• STUDY MATERIAL
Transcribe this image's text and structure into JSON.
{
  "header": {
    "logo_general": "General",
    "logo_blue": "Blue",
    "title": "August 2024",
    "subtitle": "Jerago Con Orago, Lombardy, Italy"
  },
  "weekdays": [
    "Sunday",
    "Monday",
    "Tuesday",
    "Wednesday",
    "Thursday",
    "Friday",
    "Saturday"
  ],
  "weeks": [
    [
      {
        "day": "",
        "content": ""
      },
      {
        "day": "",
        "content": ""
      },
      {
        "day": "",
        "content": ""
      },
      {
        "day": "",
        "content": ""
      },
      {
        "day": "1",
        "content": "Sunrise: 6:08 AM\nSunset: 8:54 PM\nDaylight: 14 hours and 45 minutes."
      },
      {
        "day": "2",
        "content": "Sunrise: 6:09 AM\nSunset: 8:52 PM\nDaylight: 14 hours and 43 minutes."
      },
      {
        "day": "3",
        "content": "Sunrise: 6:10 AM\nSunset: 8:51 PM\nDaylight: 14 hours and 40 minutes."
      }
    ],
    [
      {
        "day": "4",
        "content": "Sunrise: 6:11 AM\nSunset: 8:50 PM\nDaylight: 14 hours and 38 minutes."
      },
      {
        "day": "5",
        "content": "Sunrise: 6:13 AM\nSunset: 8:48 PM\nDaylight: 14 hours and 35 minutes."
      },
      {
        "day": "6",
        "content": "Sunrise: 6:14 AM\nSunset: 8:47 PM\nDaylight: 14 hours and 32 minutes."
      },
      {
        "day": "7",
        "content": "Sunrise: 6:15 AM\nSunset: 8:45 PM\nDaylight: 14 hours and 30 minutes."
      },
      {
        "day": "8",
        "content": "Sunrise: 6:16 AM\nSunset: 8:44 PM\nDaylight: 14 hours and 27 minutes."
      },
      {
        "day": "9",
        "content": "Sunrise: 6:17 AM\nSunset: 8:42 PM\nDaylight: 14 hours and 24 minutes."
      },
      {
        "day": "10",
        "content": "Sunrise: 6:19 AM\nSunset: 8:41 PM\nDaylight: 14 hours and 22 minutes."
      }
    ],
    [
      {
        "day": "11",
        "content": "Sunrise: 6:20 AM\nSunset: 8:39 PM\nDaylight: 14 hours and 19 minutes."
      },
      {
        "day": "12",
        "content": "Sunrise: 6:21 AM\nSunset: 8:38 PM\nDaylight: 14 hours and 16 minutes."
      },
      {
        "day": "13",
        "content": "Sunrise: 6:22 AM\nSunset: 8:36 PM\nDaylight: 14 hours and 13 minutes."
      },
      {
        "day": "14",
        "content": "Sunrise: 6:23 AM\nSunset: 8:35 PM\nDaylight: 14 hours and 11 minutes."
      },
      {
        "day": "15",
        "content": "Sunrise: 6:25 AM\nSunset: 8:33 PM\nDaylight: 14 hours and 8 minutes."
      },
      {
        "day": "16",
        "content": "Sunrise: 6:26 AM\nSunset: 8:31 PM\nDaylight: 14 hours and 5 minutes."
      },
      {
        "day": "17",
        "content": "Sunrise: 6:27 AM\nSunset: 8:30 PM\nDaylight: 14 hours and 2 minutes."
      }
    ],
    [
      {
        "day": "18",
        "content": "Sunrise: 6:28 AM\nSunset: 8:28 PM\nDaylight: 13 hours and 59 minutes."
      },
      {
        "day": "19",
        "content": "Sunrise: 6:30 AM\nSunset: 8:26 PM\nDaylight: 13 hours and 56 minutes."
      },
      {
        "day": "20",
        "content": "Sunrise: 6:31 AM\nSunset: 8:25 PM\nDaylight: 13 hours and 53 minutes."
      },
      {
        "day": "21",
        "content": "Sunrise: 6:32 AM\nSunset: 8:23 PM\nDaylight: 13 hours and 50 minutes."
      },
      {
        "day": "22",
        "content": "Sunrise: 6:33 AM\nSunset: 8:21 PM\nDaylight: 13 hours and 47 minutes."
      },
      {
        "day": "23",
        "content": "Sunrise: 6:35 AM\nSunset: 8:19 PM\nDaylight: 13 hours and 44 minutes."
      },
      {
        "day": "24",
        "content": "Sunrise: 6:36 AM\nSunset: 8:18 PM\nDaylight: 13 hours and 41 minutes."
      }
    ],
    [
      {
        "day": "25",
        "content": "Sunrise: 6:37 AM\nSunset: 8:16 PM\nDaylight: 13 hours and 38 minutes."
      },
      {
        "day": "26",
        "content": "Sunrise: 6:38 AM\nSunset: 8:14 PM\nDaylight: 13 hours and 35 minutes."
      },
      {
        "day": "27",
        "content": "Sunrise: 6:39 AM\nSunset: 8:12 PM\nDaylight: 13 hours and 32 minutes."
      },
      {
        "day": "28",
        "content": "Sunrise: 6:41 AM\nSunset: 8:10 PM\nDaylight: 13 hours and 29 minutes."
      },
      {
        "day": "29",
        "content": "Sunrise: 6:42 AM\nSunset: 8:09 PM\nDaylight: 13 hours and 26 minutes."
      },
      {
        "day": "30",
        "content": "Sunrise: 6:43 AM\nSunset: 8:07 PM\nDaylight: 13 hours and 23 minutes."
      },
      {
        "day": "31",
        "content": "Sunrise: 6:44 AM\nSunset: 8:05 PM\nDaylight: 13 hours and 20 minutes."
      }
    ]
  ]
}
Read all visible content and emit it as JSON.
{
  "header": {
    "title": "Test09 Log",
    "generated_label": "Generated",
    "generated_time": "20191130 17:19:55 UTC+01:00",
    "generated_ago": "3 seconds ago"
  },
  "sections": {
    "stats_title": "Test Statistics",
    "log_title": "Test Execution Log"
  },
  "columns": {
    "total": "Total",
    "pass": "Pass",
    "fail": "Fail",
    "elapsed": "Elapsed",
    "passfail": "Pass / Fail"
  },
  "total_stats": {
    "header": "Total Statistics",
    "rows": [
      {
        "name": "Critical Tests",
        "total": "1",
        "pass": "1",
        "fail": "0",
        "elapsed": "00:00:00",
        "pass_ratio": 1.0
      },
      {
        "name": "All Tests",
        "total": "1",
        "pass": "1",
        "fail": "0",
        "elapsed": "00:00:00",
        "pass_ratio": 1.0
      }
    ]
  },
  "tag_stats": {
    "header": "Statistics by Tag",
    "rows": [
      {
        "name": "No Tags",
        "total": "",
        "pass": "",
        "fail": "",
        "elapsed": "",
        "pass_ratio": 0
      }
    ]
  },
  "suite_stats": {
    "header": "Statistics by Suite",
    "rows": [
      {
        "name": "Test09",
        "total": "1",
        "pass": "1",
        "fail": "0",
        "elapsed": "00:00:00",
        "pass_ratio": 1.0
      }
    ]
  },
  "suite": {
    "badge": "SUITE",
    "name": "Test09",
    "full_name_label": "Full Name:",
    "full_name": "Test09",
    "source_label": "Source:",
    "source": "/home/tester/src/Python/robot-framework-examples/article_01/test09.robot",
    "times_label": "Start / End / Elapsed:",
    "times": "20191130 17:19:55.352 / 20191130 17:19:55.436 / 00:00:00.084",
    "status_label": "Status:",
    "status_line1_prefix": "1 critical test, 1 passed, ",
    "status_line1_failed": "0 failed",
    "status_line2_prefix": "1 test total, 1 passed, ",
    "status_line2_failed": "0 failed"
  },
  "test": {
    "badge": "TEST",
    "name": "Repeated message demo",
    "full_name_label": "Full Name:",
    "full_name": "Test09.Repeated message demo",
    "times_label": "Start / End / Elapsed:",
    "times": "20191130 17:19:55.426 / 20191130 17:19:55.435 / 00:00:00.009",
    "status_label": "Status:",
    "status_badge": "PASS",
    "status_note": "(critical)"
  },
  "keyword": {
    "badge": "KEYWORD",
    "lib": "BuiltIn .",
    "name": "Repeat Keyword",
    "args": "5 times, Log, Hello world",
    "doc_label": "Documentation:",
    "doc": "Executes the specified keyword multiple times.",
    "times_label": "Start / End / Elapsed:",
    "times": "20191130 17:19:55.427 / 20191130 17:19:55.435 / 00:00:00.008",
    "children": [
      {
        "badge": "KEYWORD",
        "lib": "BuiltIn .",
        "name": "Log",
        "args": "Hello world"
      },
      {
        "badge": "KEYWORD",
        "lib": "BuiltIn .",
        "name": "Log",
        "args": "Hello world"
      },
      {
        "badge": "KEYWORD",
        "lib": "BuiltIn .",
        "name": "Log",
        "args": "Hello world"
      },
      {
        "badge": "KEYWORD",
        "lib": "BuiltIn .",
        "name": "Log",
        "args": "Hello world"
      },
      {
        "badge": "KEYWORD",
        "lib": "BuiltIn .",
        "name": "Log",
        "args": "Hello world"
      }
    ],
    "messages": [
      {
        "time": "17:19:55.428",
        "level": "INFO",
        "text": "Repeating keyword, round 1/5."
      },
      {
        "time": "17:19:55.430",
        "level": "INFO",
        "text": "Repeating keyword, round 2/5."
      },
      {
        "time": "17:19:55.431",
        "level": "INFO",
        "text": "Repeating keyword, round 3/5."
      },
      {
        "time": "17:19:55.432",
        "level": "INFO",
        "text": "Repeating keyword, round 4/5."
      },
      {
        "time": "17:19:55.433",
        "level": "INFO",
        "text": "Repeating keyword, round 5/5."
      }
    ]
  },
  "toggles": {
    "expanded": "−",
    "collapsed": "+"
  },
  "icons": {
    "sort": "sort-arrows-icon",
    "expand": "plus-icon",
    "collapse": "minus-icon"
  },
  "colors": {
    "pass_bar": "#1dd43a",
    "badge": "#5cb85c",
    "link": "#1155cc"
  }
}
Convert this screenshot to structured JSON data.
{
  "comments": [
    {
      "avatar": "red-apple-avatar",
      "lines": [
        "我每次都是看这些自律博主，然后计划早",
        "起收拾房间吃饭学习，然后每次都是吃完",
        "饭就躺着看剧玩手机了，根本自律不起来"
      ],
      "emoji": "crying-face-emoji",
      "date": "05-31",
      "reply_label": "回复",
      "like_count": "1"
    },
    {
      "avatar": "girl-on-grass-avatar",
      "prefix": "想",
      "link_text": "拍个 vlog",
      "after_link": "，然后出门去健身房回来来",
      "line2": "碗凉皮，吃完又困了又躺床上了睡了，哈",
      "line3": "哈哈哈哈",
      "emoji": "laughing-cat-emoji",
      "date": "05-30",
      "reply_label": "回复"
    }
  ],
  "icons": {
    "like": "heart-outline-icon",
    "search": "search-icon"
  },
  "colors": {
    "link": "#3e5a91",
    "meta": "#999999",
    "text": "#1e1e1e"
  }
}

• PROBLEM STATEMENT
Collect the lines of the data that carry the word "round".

• RESULT OF THIS EXERCISE
        "text": "Repeating keyword, round 1/5."
        "text": "Repeating keyword, round 2/5."
        "text": "Repeating keyword, round 3/5."
        "text": "Repeating keyword, round 4/5."
        "text": "Repeating keyword, round 5/5."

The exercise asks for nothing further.